*** Opening Data for this task ***

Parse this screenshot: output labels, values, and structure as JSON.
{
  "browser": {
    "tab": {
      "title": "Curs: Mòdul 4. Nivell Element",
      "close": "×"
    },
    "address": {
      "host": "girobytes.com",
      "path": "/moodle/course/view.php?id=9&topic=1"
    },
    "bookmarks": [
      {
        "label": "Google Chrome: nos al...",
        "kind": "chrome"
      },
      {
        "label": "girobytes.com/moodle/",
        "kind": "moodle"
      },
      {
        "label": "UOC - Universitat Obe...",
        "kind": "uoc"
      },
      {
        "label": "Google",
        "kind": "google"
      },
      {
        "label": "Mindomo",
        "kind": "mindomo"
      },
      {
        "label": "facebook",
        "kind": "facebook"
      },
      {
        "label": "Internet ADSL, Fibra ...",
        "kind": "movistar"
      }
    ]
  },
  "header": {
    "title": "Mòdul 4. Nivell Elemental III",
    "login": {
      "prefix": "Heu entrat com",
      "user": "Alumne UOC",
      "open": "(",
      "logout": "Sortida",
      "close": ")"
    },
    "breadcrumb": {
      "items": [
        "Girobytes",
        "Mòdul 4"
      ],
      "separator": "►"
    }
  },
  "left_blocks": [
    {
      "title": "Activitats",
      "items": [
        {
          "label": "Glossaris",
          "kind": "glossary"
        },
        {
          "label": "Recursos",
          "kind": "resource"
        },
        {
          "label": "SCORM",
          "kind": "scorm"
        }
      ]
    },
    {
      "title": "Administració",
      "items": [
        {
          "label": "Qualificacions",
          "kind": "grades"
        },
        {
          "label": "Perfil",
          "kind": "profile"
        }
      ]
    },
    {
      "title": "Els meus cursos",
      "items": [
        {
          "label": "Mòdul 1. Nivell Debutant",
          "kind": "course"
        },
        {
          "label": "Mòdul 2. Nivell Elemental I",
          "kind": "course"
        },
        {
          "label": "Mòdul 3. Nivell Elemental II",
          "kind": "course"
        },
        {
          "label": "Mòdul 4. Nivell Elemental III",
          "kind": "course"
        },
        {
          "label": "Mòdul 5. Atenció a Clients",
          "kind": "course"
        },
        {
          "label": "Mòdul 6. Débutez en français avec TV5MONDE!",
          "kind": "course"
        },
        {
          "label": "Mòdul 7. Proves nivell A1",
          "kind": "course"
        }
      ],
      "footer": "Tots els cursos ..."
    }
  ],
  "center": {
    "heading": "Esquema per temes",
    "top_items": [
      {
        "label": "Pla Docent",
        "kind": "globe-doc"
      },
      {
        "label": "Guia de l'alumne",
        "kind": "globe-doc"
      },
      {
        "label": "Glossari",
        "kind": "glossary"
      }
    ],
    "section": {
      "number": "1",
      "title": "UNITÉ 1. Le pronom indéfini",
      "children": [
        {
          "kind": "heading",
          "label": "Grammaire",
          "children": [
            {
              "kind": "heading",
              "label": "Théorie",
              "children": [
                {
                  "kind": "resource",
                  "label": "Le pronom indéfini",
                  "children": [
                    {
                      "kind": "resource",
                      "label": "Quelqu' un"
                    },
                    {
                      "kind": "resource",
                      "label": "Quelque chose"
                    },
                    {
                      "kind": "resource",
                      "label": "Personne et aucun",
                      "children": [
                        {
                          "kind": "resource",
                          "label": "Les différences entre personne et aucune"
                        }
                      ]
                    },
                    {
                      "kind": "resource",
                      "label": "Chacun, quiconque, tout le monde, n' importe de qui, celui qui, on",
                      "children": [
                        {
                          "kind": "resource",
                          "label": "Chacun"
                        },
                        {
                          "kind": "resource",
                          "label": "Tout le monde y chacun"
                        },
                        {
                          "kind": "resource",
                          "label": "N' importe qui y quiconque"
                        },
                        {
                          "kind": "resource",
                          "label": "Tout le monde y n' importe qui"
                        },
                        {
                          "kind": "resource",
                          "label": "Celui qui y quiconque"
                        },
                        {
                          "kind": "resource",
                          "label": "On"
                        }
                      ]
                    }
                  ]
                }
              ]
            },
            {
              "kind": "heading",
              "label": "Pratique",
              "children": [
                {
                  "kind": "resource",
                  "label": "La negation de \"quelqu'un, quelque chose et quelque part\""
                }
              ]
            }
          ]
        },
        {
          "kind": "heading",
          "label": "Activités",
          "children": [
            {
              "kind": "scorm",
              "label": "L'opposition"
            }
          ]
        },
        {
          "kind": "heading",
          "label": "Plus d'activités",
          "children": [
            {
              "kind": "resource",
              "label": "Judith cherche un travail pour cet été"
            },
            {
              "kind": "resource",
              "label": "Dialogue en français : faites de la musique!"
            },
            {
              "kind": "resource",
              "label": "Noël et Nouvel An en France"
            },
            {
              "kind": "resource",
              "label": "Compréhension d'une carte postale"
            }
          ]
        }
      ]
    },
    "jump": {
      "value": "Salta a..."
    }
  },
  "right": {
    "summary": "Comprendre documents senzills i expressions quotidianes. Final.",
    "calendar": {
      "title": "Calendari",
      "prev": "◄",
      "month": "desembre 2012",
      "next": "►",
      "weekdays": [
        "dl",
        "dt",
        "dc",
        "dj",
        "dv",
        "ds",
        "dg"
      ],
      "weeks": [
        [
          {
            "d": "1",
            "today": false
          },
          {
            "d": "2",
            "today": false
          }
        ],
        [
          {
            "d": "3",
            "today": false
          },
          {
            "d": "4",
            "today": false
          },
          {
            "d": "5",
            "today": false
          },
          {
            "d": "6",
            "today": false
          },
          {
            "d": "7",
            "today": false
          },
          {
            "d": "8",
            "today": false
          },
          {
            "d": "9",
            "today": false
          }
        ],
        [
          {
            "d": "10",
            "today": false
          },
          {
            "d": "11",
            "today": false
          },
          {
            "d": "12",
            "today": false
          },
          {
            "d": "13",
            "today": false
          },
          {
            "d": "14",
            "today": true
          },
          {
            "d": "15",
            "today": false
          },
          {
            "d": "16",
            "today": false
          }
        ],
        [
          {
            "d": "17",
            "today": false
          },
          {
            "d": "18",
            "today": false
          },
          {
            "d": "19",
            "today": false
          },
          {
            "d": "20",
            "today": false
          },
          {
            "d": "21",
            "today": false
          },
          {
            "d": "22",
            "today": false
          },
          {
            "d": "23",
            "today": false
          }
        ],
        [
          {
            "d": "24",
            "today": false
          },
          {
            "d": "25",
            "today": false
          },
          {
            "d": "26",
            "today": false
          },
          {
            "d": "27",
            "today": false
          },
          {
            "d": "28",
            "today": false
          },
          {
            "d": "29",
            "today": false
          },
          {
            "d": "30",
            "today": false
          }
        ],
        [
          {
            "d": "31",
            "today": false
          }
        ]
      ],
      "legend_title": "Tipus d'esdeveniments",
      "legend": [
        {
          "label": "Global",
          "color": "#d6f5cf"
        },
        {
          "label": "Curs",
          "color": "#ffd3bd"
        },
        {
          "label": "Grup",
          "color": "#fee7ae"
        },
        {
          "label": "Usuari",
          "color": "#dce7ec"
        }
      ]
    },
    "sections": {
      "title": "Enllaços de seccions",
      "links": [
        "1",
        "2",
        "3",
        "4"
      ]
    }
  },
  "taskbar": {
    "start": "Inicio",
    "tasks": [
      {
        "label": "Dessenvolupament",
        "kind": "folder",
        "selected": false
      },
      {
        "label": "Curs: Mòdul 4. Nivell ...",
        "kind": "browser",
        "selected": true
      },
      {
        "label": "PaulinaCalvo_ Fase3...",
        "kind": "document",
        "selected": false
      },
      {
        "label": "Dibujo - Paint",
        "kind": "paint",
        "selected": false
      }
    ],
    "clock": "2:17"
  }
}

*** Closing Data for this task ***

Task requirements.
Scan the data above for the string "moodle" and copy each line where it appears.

Task answer.
      "path": "/moodle/course/view.php?id=9&topic=1"
        "label": "girobytes.com/moodle/",
        "kind": "moodle"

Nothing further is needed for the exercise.